When a child is having some developmental challenges and needs to work with an Occupational Therapist,  their parents enter a world of therapists and services that is new and unfamiliar to most of them. The process of evaluation and development of an intervention plan can be intimidating. It may be tempting for parents to rely on the therapist to “fix” the problem. However, when parents make an effort to understand their child’s diagnosis and become active participants in the intervention process, there are benefits not just for the child but for the parents and therapists as well.

Given the number of hours per day a child spends with family versus therapist, opportunities for practice are multiplied when parents encourage practice outside of therapy sessions. Extending therapy targets into the child’s home environment promotes learning. 

The therapy process affects the entire family, not just the child attending therapy. Parents and other family members who are actively involved in the therapy process are more likely to be comfortable giving valuable feedback to the therapist. Such feedback can help the therapist determine the next steps in the continuing evolution of therapy goals.
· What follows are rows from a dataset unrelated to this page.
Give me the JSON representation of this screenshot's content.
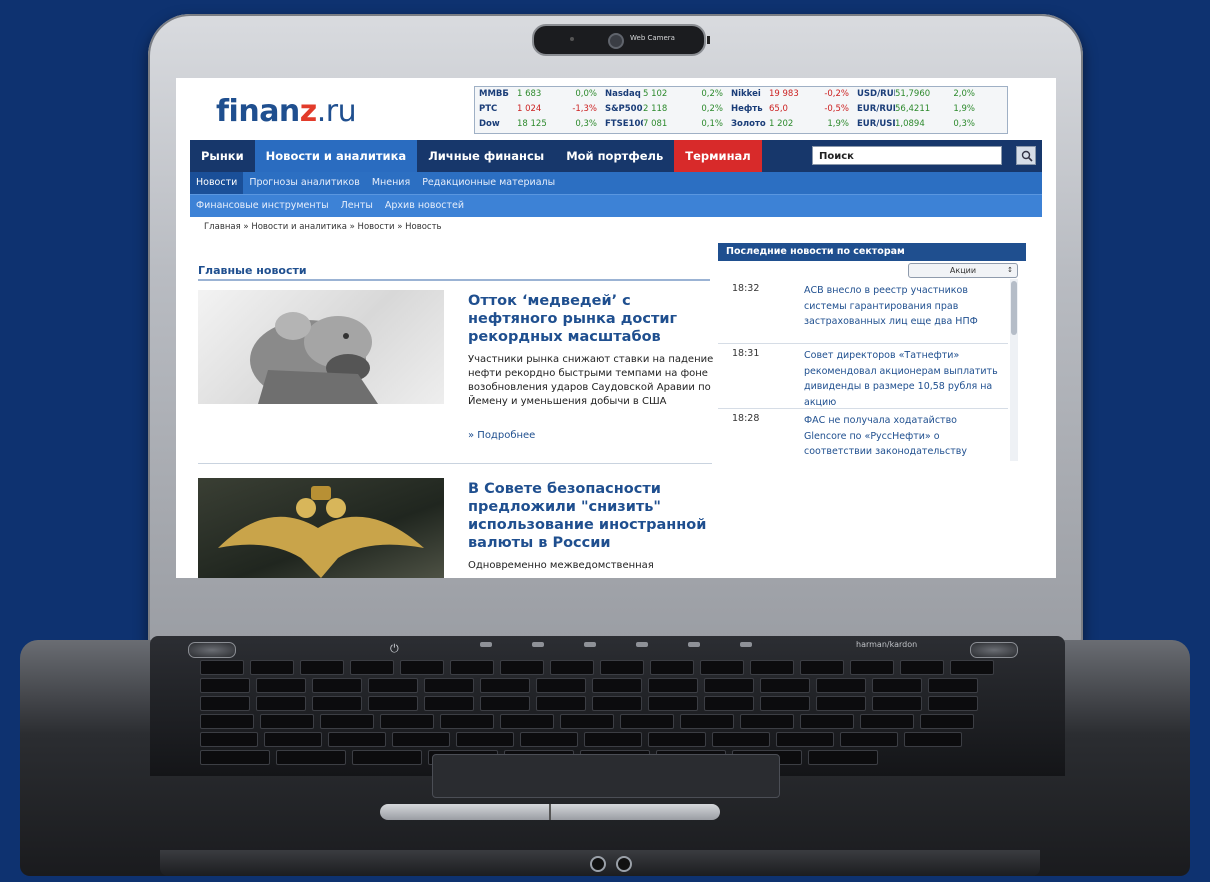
{
  "camera": {
    "label": "Web Camera"
  },
  "site": {
    "logo": {
      "main": "finan",
      "accent": "z",
      "tld": ".ru"
    },
    "ticker": [
      [
        {
          "name": "ММВБ",
          "value": "1 683",
          "pct": "0,0%",
          "neg": false
        },
        {
          "name": "Nasdaq",
          "value": "5 102",
          "pct": "0,2%",
          "neg": false
        },
        {
          "name": "Nikkei",
          "value": "19 983",
          "pct": "-0,2%",
          "neg": true
        },
        {
          "name": "USD/RUB",
          "value": "51,7960",
          "pct": "2,0%",
          "neg": false
        }
      ],
      [
        {
          "name": "РТС",
          "value": "1 024",
          "pct": "-1,3%",
          "neg": true
        },
        {
          "name": "S&P500",
          "value": "2 118",
          "pct": "0,2%",
          "neg": false
        },
        {
          "name": "Нефть",
          "value": "65,0",
          "pct": "-0,5%",
          "neg": true
        },
        {
          "name": "EUR/RUB",
          "value": "56,4211",
          "pct": "1,9%",
          "neg": false
        }
      ],
      [
        {
          "name": "Dow",
          "value": "18 125",
          "pct": "0,3%",
          "neg": false
        },
        {
          "name": "FTSE100",
          "value": "7 081",
          "pct": "0,1%",
          "neg": false
        },
        {
          "name": "Золото",
          "value": "1 202",
          "pct": "1,9%",
          "neg": false
        },
        {
          "name": "EUR/USD",
          "value": "1,0894",
          "pct": "0,3%",
          "neg": false
        }
      ]
    ],
    "nav": [
      "Рынки",
      "Новости и аналитика",
      "Личные финансы",
      "Мой портфель",
      "Терминал"
    ],
    "search": {
      "value": "Поиск"
    },
    "subnav": [
      "Новости",
      "Прогнозы аналитиков",
      "Мнения",
      "Редакционные материалы"
    ],
    "subnav2": [
      "Финансовые инструменты",
      "Ленты",
      "Архив новостей"
    ],
    "breadcrumb": "Главная » Новости и аналитика » Новости » Новость",
    "section_title": "Главные новости",
    "articles": [
      {
        "title": "Отток ‘медведей’ с нефтяного рынка достиг рекордных масштабов",
        "text": "Участники рынка снижают ставки на падение нефти рекордно быстрыми темпами на фоне возобновления ударов Саудовской Аравии по Йемену и уменьшения добычи в США",
        "more": "» Подробнее"
      },
      {
        "title": "В Совете безопасности предложили \"снизить\" использование иностранной валюты в России",
        "text": "Одновременно межведомственная"
      }
    ],
    "side": {
      "title": "Последние новости по секторам",
      "select": "Акции",
      "news": [
        {
          "time": "18:32",
          "text": "АСВ внесло в реестр участников системы гарантирования прав застрахованных лиц еще два НПФ"
        },
        {
          "time": "18:31",
          "text": "Совет директоров «Татнефти» рекомендовал акционерам выплатить дивиденды в размере 10,58 рубля на акцию"
        },
        {
          "time": "18:28",
          "text": "ФАС не получала ходатайство Glencore по «РуссНефти» о соответствии законодательству"
        }
      ]
    }
  },
  "laptop": {
    "brand": "harman/kardon"
  }
}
It may also help the therapist recognize what they do that works well for the child and their family and what they do that is not as effective.   We lay the foundations in the clinic room and then regular practice and transfer of skills needs to happens in day to day ‘real’ life. Home practice is the key to success!
— Lize Roos